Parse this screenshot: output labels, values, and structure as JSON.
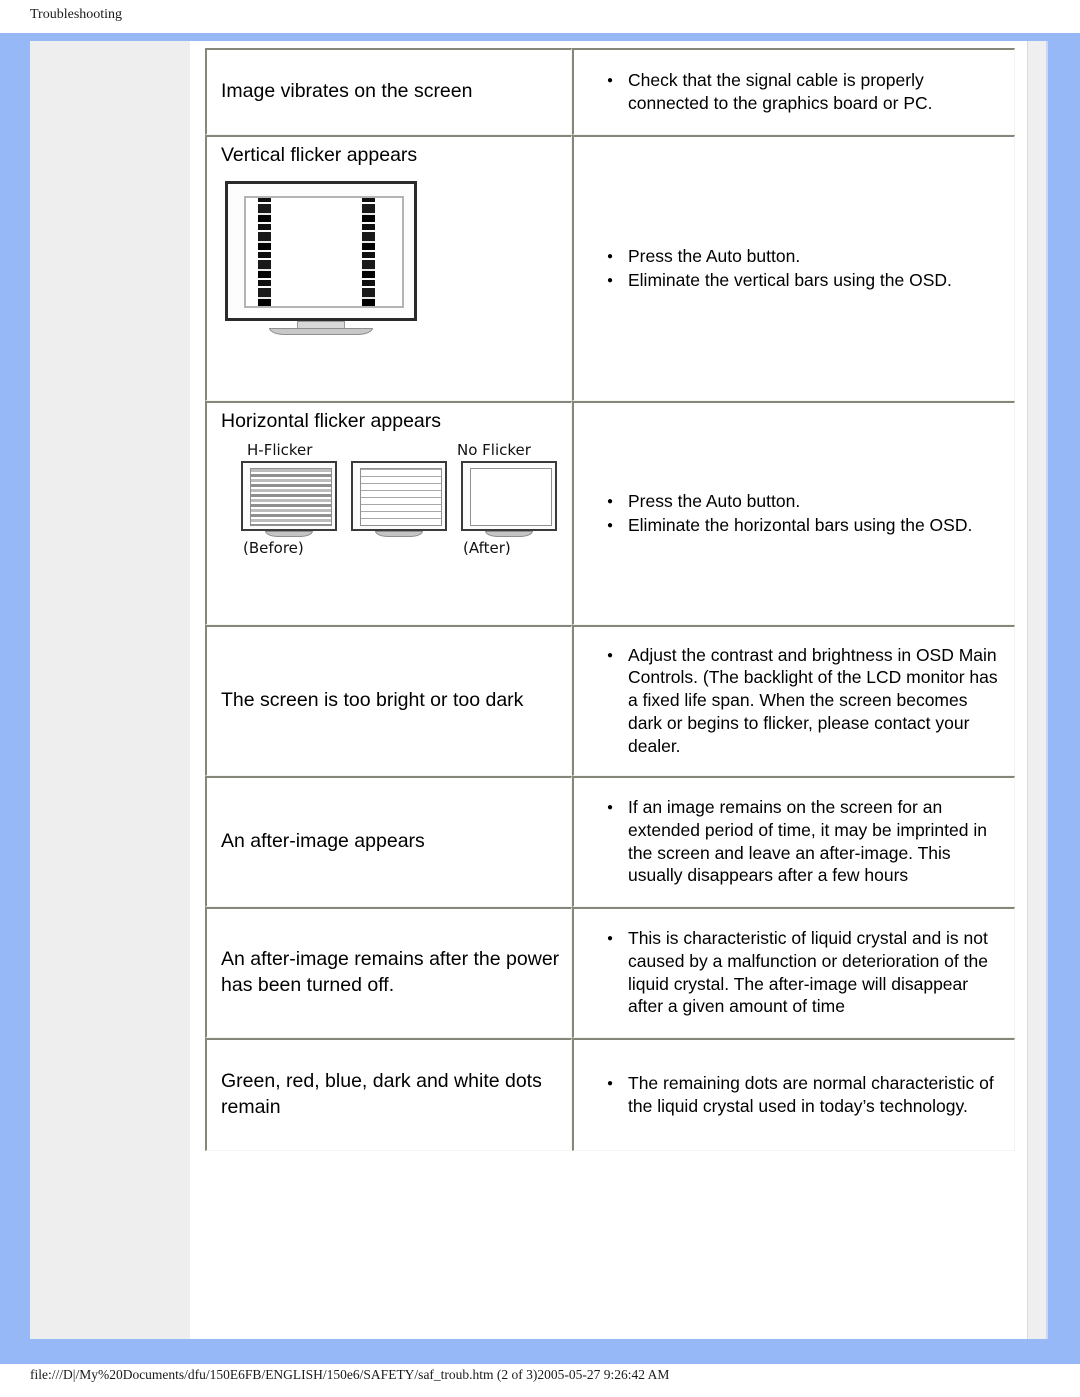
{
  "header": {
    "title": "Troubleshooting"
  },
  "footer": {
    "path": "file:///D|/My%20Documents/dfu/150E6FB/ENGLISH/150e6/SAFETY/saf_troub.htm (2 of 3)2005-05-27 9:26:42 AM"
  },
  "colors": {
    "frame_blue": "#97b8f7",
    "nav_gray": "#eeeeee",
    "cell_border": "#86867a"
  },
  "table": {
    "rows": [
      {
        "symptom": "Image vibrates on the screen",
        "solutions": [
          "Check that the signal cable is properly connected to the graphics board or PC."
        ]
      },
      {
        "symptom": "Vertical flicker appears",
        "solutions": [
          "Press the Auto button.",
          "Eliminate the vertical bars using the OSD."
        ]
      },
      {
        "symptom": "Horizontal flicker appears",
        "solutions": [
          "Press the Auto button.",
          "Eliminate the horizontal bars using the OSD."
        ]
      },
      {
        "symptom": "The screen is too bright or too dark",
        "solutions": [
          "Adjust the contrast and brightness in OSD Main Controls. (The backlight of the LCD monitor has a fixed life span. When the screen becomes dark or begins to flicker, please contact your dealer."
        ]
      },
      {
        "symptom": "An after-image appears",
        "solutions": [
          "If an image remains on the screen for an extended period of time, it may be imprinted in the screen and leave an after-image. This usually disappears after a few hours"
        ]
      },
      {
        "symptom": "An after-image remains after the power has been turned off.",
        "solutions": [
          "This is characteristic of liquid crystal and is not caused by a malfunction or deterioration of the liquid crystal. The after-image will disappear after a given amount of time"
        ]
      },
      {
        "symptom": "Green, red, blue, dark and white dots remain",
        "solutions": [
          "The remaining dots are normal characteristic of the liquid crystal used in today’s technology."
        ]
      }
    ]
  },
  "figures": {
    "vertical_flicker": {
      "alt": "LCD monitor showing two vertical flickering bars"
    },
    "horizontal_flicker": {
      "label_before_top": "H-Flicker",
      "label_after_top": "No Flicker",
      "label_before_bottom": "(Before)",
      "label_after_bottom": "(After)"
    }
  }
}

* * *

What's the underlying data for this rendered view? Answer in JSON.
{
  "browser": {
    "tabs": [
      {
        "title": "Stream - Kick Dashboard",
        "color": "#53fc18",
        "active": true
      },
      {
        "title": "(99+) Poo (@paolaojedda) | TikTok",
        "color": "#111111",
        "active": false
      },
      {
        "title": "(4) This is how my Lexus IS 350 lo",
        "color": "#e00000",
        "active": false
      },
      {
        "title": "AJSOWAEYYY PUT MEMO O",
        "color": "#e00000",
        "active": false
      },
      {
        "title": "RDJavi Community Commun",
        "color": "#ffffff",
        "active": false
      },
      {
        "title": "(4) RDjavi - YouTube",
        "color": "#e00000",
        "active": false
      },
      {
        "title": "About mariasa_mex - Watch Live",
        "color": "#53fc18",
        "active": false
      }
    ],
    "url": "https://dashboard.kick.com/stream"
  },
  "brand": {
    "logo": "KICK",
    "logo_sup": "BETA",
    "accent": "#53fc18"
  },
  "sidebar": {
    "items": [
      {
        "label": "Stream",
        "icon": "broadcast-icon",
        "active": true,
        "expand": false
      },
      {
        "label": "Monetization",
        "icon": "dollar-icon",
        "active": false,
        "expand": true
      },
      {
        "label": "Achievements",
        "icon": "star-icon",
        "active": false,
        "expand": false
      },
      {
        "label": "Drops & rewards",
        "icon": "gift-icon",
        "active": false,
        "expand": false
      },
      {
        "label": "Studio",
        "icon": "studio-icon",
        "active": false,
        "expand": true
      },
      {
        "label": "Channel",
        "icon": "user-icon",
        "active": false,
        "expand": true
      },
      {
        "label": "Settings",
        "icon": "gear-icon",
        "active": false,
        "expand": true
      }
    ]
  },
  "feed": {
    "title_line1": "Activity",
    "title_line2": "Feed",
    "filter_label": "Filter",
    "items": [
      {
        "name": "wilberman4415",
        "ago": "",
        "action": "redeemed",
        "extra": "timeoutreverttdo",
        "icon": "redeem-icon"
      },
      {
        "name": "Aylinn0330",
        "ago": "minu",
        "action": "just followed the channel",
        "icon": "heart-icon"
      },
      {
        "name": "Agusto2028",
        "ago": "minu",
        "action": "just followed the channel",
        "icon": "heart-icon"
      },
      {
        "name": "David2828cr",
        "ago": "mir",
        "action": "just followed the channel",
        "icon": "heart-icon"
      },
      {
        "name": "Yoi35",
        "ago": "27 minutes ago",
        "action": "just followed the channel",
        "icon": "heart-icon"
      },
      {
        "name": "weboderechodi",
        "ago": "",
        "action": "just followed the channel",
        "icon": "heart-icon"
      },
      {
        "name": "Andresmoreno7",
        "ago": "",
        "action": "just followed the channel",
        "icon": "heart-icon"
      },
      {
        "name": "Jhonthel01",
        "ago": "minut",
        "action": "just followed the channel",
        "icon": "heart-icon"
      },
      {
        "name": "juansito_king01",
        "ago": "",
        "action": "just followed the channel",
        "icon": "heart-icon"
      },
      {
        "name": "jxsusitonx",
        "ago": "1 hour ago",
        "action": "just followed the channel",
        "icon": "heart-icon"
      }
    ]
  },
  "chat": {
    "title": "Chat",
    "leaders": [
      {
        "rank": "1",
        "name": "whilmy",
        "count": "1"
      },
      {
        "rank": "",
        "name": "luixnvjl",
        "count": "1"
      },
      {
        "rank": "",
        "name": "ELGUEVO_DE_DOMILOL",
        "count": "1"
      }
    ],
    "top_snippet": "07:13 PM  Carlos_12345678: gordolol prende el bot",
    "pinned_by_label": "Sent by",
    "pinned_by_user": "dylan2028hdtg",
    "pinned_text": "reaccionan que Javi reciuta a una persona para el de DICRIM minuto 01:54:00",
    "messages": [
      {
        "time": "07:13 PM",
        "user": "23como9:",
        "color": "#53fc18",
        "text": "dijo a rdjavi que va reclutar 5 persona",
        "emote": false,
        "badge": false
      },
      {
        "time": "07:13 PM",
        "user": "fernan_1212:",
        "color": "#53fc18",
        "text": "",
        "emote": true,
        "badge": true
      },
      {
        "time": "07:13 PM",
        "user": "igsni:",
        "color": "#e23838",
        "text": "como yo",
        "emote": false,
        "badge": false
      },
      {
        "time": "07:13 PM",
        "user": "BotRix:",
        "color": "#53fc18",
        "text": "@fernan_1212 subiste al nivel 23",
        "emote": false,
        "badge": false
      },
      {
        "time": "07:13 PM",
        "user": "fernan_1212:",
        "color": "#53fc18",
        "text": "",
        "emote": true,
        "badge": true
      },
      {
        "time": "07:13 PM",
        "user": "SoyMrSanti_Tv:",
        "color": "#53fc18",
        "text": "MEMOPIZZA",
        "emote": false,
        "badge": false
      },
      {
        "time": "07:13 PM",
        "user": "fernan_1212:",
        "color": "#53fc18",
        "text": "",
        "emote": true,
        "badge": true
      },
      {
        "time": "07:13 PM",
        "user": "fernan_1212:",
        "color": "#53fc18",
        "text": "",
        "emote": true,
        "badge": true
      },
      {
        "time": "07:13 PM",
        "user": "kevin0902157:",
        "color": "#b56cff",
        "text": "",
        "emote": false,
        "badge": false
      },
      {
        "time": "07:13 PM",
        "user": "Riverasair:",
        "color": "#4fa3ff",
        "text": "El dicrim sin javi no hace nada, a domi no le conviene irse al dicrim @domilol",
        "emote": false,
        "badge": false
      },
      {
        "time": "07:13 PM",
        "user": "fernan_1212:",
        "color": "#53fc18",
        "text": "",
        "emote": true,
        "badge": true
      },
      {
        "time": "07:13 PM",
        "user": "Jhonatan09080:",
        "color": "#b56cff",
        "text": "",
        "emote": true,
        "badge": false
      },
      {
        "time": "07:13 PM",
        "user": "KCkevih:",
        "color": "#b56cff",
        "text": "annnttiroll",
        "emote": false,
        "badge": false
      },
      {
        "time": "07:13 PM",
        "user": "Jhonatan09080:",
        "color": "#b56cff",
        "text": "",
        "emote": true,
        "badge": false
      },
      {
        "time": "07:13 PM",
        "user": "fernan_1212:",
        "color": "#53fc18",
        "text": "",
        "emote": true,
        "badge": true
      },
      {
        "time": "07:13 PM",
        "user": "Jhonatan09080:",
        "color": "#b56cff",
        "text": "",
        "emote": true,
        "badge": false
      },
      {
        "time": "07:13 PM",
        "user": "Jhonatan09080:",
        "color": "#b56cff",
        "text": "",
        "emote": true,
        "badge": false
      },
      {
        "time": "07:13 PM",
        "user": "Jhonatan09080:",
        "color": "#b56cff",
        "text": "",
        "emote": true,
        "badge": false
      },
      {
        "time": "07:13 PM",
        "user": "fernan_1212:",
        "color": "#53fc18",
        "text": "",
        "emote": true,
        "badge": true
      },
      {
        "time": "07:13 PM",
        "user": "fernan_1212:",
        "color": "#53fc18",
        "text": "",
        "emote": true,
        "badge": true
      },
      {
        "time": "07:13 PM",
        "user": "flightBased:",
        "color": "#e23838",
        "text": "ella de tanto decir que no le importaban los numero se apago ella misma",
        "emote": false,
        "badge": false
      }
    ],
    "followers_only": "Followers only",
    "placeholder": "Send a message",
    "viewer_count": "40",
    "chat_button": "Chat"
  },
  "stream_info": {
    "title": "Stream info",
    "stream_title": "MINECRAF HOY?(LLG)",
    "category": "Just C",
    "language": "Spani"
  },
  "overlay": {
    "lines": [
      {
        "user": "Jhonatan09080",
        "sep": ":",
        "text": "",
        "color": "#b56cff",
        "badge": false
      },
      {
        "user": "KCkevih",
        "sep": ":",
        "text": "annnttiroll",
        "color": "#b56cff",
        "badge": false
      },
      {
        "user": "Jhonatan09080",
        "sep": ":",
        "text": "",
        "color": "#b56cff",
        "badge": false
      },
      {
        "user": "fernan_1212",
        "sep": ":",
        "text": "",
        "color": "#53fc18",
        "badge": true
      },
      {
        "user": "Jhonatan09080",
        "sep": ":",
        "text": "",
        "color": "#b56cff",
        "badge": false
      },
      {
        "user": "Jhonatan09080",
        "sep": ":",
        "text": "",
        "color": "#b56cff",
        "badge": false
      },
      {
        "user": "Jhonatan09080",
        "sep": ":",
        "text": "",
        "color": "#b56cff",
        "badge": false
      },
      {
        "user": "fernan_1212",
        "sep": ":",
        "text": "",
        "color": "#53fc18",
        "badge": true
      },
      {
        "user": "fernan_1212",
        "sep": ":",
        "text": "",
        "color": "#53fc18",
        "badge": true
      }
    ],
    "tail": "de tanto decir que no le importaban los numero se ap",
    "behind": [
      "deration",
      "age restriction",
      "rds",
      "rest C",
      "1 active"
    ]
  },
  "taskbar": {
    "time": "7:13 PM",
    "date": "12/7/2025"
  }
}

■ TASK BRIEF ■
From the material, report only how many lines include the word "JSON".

■ RESPONSE TO THIS EXERCISE ■
2